De novo protein design is a powerful approach to solve problems in medicine and material science. However, functional de novo protein design is still in its infancy. We are unable to precisely design macromolecular assemblies, dynamics or waters at interfaces; sheets or long loops fail at very high rates, so helical topologies are primarily used. Current one-sided protein-protein binding requires a prebuilt set of scaffolds and can only bind a small subset of natural proteins at helical interfaces. My lab will overcome these challenges by developing new protein design algorithms.
Modern manufacturing was revolutionized by parts that could be used interchangeably and easily connected to one another. We will apply this concept to engineer stimuli responsive macromolecular assemblies. Protein origami will pave the way toward broadly neutralizing vaccines, tissue regeneration, immune modulation, lithography masks and protein machines.
An ideal biosensor can accurately and continuously track a wide variety of pathogens, cancer biomarkers and small molecules. We will work to achieve this through computational design and integration with bioelectronics.

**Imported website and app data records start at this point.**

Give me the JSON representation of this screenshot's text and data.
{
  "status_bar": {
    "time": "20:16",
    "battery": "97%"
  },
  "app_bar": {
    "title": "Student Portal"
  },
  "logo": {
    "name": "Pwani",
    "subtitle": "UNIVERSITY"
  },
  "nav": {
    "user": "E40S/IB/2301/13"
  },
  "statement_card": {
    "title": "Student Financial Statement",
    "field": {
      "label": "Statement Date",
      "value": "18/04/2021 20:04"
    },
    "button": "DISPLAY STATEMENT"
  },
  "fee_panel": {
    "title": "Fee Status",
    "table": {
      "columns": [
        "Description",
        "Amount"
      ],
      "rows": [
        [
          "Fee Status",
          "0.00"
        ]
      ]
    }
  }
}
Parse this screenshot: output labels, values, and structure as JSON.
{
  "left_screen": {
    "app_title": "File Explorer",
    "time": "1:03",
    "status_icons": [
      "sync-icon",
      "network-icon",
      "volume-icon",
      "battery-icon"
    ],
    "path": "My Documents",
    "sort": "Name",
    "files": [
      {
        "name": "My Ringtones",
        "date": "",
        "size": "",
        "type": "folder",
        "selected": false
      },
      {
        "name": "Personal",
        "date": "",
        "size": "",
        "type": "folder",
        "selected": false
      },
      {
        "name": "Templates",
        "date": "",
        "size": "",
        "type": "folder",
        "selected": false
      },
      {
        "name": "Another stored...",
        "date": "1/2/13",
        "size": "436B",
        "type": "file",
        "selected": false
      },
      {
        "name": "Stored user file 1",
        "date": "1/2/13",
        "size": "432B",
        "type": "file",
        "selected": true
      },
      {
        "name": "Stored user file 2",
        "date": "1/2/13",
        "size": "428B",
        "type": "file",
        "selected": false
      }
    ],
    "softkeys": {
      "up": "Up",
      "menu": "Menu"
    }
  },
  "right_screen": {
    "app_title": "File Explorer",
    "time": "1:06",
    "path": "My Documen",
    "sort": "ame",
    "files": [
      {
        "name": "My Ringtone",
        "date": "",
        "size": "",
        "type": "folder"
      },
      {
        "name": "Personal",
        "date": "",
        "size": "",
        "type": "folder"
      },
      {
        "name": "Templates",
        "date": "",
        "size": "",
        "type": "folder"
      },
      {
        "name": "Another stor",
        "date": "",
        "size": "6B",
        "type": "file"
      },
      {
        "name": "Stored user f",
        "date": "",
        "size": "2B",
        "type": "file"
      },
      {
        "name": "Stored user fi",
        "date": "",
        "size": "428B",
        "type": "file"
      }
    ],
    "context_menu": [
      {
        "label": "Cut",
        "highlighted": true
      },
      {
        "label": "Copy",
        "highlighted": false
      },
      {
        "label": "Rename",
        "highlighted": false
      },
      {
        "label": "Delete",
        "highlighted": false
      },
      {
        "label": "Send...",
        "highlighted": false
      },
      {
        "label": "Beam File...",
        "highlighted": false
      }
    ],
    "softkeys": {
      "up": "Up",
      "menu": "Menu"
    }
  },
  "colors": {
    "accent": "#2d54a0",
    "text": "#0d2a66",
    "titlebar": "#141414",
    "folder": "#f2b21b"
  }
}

The ability to design enzymes completely computationally would be an invaluable tool for industry and academia. Existing technology require multiple steps of directed evolution to optimize enzyme activity.